The big attraction in our house right now is our "new trampoline." This is actually a toddler mattress on the floor of our great room, spare for us since Z moved into his Big Boy Bed. The children love it, and spend much of their play time jumping, bouncing, and flopping. It's a truly special toy for our home, because I am one of those mean mommies who allows my children to use neither trampolines nor motorized vehicles. Literally every child in our neighborhood who is at least 3 owns and operates a motorized vehicle. Barbie "Jeeps," John Deere "tractors," mini "quads," and other child-sized vehicles with motors are visible up and down our street. Many times when we visit our especially good friends down the block to play, we finally disconnect the battery on the Lightning McQueen car because M cannot resist the temptation. My father was excited to purchase one for the kids, and I felt a little bad crushing his grandfatherly urges when I informed him that the kids can have motorized vehicles when they become licensed drivers. So far my children accept the explanation that I am their mommy and I don't allow these things, but I know this will become increasingly difficult as they grow.
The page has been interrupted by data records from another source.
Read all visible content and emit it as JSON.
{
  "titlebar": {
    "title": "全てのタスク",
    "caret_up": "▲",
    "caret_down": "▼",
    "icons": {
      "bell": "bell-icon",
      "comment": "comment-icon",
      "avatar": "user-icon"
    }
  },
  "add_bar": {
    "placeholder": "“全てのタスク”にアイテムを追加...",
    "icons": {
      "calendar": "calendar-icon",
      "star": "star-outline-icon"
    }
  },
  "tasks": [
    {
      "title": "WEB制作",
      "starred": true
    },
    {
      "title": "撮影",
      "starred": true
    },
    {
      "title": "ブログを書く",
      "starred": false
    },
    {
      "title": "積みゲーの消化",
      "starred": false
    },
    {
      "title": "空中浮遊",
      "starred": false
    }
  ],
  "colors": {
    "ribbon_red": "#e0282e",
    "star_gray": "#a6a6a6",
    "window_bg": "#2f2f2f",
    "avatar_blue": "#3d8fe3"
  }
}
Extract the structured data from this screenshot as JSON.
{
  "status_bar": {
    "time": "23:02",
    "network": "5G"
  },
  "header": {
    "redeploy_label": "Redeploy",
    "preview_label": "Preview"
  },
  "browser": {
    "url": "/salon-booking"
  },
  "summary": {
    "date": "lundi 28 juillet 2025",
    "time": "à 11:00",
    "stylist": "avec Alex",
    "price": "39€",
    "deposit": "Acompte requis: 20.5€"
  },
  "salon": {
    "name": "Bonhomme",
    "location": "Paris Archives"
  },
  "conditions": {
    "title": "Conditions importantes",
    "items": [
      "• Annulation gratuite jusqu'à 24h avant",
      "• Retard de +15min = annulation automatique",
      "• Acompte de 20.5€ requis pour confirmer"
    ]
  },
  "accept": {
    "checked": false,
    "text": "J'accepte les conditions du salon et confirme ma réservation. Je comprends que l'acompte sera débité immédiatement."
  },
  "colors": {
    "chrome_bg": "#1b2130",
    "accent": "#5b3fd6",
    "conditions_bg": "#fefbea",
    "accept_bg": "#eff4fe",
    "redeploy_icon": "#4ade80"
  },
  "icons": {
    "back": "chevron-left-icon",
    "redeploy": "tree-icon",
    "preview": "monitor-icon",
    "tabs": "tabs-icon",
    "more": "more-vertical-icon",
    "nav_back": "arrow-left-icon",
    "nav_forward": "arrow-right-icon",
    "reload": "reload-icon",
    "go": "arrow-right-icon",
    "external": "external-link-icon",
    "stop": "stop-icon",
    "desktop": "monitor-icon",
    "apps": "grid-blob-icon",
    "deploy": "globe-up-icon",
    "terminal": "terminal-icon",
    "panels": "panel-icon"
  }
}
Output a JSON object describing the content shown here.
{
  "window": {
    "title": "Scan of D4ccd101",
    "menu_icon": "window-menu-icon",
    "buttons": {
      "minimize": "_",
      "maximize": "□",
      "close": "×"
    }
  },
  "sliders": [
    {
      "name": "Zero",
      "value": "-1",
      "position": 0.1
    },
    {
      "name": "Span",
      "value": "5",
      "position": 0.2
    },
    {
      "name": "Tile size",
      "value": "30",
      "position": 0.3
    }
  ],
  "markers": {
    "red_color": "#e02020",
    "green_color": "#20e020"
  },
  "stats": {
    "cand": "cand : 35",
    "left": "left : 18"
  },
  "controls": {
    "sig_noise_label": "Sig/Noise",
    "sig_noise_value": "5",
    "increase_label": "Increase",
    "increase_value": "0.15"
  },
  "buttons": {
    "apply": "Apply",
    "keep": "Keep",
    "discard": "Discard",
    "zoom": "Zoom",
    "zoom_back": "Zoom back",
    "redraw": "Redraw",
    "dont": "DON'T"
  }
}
I do not judge the parents who allow these things, and they seem to understand that this is the decision I have made for my children who are too young to examine the risks for themselves.

Friday, September 19, 2008

Where's Grandpa?

"Where’s Grandpa?"
The kids watch one of the men at Grammie’s new assisted living facility (WSM) make his way slowly across the lawn. Z knows the answer to this question, I think, but he asks it anyway.
"Grandpa died, honey."
"No, I know, but where is he?" Asking, once again, a different question than I originally thought.
"Grandpa is in a cemetery in the town where Daddy grew up."
"What’s that?"
"It’s a place where people are buried after they die."
"Oh, so his skin is gone and you can see his bones?"
"Yes, that’s probably right."
He is excited now. "Oh, can we dig him up????"
When I held that sweet, needy infant in my arms, this is one of the conversations I never anticipated. Nobody ever plans to explain to their dinosaur-loving 4-year-old that it’s not nice to dig up the bones of people to study their skeletons. I certainly didn’t think about having to teach a child the fact that we leave dead people "to rest" in a cemetery, bones and all. I try to explain that Grandpa lives in our hearts because we still remember and love him. Our conversation continues for a while, and he is thoughtful. After a while, he is redirected and we are playing on the gliding swing in front of WSM.
"Where’s Grandpa," M asks in her piercing, 2-year-old voice a few minutes later when another elderly man shuffles past.
"M," Z lectures knowingly, "Grandpa died out."

Death becomes a recurring topic of conversation. Frogs die. Elephants die too, but they live longer than frogs. Rhinos die, giraffes die, doggies and kitties die, pigs die, and people die. Everyone dies. People die, but sweet little children don't have to worry about that for a long, long, long time because Mommy and Daddy plan to be around and love you and hug you and kiss you until you are grown, and then love you and hug you and kiss you some more. Things live and then they die. We don't plan to die until we are very, very old.
"Oh, like Grammie? She's going to die. That's because her hands are like this." Z somehow makes me understand that he's describing my mother-in-law's wrinkly skin.
"Grammie will die some day, but her body is working pretty well now, and we have time to have fun with her and see her and love her while she's still here."

Death is a difficult topic, but someday we may have some conversations about Grammie that are, in some ways, even tougher. Grammie's short-term memory is already shocking on some days because of Alzheimer's disease. Yes, one day I think this "living death" may be even tougher to explain. For now, I continue to teach my children to be loving and accepting of all kinds of people and embrace difference. For now, they are enjoying making new "friends" in Grammie's new place, and the "friends" are truly enjoying them.